THE Palaszczuk government has pledged $100 million to undertake major expansions of TAFE facilities right across regional Queensland, if re-elected at the upcoming state election.
The federal government is likely to announce changes to the way training packages are put together to try to give business the driving seat in course development and get workers skilled more quickly, says education analyst Claire Field.
Ministry of Skill Development and Entrepreneurship(MSDE) and High Commission of Australia holds meeting for Cooperation in Vocational Education and Training. In an endeavor to support Vocational Education and Training (VET) in India and Australia, the Union Minister for Skill Development and Entrepreneurship, Dr. MahendraNath Pandey and Mr. Barry O’Farrell, Australian High Commissioner, today participatedin a virtual meeting to operationalize & implementCooperation in VET to promote development of occupational standards in priority industry sectors.
Read more here: https://indiaeducationdiary.in/india-and-australia-further-strengthens-their-partnership-on-skilling-agenda/
In May, the National Skills Commission came to life as the anchor for reform in the training sector, though there’s a long way to go. The new commissioner has only just been formally appointed, and state-based TAFEs are highly protective. Steven Joyce, the New Zealand-based architect of vocational reform, has spent months pushing heads together.
Read more here: https://www.afr.com/work-and-careers/education/the-five-most-powerful-people-in-education-20200716-p55cs0
The state’s anti-corruption watchdog has charged four people with 55 offences following an investigation into an alleged rort involving dodgy TAFE qualifications and training within Victoria’s education and transport sectors.
State Development Minister and Champion for International Education Kate Jones has today approved a $1.5 million rescue package to save struggling education businesses from collapse during the coronavirus pandemic.
Vice-Chancellors from Australia’s six dual-sector universities have today released their response to the interim report of the Productivity Commission’s review of the National Agreement on Skills and Workforce Development (NASWD).
The basic structure of the common good involves meeting human needs for water, sanitation, power, transport, health and access to the law. Such activities require training, and there is an obvious public interest in providing it. But reducing education to job training is not only a partial or limited view. It is sinister.
Tertiary education must be re-engineered as the consequence of having international students as our universities’ lifeblood has fostered a culture of profit over education, reflected in the lack of insight about how to nurture the next generation of Australians able to meet our future workforce needs.
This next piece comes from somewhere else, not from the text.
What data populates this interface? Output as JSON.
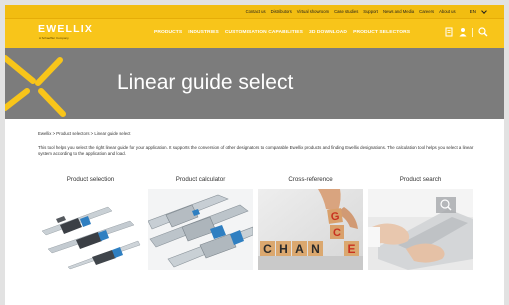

The NSW government has launched “a new generation” of vocational high schools to help students find jobs in a post-corona-virus economy.
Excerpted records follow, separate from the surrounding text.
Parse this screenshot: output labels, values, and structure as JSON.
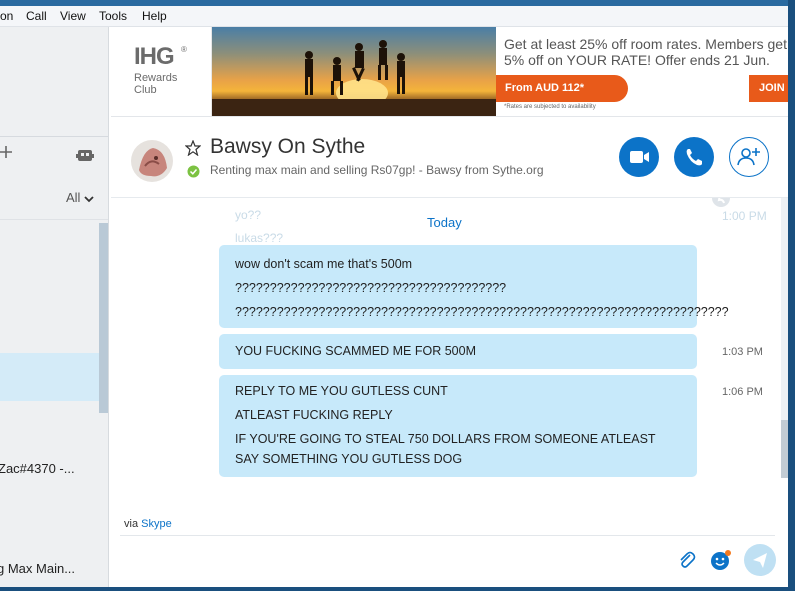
{
  "menu": {
    "items": [
      "on",
      "Call",
      "View",
      "Tools",
      "Help"
    ]
  },
  "sidebar": {
    "filter_label": "All",
    "contacts": [
      {
        "label": "Zac#4370 -..."
      },
      {
        "label": "g Max Main..."
      }
    ]
  },
  "ad": {
    "brand": "IHG",
    "brand_sub": "Rewards Club",
    "headline": "Get at least 25% off room rates. Members get 5% off on YOUR RATE! Offer ends 21 Jun.",
    "price": "From AUD 112*",
    "fine_print": "*Rates are subjected to availability",
    "join_label": "JOIN I",
    "accent_color": "#e85a1a"
  },
  "chat": {
    "contact_name": "Bawsy On Sythe",
    "mood_message": "Renting max main and selling Rs07gp! - Bawsy from Sythe.org",
    "status_color": "#7cc242",
    "day_separator": "Today",
    "ghost_lines": [
      "yo??",
      "lukas???",
      "1:00 PM"
    ],
    "messages": [
      {
        "time": "",
        "lines": [
          "wow don't scam me that's 500m",
          "???????????????????????????????????????",
          "???????????????????????????????????????????????????????????????????????"
        ]
      },
      {
        "time": "1:03 PM",
        "lines": [
          "YOU FUCKING SCAMMED ME FOR 500M"
        ]
      },
      {
        "time": "1:06 PM",
        "lines": [
          "REPLY TO ME YOU GUTLESS CUNT",
          "ATLEAST FUCKING REPLY",
          "IF YOU'RE GOING TO STEAL 750 DOLLARS FROM SOMEONE ATLEAST",
          "SAY SOMETHING YOU GUTLESS DOG"
        ]
      }
    ],
    "via_prefix": "via",
    "via_link": "Skype"
  },
  "colors": {
    "accent": "#0c73c8",
    "bubble": "#c7e9fa"
  }
}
Read more here: https://www.smh.com.au/national/nsw/students-shape-own-curriculum-in-new-generation-of-vocational-schools-20200721-p55e77.html